### Material for this task
————————

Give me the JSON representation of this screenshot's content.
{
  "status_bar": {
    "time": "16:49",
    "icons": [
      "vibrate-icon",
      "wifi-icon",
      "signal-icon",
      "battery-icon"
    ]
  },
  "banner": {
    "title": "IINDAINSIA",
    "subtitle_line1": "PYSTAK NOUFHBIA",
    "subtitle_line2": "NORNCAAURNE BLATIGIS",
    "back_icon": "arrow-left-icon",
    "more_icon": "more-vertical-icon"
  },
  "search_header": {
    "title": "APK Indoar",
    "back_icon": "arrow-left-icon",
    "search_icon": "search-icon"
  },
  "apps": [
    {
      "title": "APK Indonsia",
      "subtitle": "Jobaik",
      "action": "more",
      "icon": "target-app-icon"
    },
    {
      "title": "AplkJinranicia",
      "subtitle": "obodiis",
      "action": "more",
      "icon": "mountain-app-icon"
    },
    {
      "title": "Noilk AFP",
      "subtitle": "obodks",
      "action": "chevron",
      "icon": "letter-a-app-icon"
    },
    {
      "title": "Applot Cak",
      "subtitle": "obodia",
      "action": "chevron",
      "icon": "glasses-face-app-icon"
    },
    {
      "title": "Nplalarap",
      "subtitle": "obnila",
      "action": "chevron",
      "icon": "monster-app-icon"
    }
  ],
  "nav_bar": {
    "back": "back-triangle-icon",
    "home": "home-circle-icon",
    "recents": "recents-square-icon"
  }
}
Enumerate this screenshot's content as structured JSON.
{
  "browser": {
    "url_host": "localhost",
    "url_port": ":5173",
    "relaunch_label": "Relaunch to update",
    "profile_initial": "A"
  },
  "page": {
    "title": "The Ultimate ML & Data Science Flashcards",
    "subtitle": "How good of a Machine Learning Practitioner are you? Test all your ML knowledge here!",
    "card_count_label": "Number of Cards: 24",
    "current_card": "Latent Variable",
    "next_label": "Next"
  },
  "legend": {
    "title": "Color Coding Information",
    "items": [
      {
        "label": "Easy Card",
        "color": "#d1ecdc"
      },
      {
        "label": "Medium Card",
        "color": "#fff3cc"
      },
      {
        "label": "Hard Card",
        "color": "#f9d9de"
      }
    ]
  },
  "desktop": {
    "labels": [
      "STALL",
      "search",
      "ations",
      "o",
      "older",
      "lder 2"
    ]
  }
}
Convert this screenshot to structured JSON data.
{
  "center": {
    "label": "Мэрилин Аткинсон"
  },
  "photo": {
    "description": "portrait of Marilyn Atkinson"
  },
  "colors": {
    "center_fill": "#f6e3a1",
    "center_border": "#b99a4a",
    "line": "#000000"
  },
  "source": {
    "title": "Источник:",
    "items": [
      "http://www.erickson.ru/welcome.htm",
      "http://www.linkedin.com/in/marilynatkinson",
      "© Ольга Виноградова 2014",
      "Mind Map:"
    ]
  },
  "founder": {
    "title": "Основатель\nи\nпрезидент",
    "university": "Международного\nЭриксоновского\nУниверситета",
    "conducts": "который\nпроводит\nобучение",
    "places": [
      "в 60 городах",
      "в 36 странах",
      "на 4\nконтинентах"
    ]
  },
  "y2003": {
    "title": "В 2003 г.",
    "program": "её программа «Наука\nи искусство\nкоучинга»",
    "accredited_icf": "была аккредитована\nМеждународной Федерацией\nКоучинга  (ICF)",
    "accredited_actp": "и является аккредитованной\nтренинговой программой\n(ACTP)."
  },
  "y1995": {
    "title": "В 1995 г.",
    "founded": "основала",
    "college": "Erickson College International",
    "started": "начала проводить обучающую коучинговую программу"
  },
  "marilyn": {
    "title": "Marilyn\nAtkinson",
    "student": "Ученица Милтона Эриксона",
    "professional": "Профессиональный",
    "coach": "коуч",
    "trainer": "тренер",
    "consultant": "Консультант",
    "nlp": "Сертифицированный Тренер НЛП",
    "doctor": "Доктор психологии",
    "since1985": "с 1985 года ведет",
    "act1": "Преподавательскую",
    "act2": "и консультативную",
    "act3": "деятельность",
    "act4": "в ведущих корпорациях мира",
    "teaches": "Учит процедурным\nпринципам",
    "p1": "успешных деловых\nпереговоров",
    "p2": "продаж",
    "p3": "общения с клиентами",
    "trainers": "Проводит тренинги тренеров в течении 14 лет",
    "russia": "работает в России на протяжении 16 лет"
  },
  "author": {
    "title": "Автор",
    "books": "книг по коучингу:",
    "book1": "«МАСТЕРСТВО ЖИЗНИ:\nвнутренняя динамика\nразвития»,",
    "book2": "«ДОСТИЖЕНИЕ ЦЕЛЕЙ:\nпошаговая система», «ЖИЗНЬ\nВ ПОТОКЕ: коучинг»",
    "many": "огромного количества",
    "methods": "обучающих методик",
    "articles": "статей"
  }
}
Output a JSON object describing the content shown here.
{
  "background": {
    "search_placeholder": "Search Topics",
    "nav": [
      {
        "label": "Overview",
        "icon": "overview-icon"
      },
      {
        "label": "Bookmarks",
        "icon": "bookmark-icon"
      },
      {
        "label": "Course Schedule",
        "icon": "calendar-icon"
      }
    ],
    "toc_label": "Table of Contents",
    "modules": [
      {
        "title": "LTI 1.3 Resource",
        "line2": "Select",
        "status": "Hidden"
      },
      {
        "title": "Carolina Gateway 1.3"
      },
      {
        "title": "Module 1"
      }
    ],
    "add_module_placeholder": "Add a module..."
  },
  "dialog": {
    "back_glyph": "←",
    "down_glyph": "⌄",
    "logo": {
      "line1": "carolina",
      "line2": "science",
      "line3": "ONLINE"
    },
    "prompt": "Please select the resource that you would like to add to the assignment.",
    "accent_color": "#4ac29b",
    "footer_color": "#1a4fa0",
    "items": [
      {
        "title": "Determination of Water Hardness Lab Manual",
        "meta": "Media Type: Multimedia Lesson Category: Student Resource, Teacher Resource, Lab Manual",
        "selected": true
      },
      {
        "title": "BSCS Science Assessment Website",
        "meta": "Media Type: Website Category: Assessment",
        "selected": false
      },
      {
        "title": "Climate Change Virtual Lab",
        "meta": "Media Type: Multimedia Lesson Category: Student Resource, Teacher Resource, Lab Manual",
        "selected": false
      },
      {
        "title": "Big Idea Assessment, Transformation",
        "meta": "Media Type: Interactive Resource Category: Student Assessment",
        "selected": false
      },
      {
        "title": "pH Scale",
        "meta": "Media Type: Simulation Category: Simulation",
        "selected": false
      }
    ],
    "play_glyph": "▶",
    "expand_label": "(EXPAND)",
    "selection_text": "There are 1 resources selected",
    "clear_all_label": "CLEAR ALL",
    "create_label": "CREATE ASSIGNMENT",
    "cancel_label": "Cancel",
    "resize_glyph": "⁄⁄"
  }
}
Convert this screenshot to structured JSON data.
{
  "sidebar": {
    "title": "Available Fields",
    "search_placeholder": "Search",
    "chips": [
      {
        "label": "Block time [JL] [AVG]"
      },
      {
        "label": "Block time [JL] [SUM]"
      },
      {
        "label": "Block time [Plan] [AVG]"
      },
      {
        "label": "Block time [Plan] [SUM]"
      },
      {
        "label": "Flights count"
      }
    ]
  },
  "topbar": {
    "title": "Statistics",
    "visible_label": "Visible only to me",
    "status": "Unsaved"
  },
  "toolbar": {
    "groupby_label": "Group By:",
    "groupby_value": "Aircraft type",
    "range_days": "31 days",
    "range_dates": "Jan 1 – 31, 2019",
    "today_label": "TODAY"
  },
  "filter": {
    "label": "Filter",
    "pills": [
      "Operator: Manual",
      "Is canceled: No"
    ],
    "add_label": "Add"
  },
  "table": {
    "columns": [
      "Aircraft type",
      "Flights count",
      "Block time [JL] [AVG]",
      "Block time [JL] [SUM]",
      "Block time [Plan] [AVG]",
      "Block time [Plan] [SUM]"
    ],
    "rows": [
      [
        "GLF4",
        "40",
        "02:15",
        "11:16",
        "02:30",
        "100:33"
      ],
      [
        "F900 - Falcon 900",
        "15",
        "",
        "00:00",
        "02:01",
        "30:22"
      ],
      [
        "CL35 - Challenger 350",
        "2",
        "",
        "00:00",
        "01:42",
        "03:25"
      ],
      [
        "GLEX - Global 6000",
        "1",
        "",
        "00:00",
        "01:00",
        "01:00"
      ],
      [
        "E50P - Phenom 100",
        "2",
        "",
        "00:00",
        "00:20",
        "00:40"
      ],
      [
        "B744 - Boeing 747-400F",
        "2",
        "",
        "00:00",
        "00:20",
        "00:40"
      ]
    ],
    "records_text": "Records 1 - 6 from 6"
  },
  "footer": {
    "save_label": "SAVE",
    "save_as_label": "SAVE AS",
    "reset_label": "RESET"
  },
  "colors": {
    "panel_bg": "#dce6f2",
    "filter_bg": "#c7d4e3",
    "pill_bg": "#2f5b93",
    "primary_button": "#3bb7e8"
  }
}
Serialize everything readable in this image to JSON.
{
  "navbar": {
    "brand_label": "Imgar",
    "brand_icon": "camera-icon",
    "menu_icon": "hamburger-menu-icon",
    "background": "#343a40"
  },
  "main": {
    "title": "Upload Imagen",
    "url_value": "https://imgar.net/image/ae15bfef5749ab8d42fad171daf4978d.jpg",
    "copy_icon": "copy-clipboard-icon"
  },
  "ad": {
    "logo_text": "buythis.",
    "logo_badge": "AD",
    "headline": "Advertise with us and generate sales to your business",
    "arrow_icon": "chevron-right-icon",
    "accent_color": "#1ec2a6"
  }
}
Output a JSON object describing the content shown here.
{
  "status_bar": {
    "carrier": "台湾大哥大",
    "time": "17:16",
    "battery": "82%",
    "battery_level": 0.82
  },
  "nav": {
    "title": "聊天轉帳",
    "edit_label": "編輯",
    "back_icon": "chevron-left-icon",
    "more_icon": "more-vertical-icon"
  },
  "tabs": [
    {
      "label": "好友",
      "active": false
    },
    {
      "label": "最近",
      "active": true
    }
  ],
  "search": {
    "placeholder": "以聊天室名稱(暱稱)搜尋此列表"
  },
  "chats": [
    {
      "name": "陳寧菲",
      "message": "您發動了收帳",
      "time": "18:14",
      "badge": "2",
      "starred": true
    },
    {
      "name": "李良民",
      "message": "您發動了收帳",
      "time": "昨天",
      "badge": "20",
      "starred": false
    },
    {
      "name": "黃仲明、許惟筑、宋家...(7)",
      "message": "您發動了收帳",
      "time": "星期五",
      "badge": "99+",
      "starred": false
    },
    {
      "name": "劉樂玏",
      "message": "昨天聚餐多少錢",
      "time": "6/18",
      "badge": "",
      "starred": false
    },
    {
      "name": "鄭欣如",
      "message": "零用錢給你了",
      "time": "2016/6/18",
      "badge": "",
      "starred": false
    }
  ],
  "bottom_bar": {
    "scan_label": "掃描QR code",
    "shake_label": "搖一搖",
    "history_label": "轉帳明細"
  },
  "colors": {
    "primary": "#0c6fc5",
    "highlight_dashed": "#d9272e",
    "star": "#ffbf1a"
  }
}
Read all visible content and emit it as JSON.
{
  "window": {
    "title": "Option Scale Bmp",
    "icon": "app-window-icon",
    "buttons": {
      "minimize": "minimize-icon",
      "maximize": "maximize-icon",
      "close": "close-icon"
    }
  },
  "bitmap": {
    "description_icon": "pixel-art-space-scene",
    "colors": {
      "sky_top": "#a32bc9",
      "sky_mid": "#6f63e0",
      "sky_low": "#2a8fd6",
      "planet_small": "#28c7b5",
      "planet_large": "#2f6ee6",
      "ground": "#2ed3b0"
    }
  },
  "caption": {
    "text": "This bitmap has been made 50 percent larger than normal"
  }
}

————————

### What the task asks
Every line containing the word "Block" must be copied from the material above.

### Result of the exercise
        "label": "Block time [JL] [AVG]"
        "label": "Block time [JL] [SUM]"
        "label": "Block time [Plan] [AVG]"
        "label": "Block time [Plan] [SUM]"
      "Block time [JL] [AVG]",
      "Block time [JL] [SUM]",
      "Block time [Plan] [AVG]",
      "Block time [Plan] [SUM]"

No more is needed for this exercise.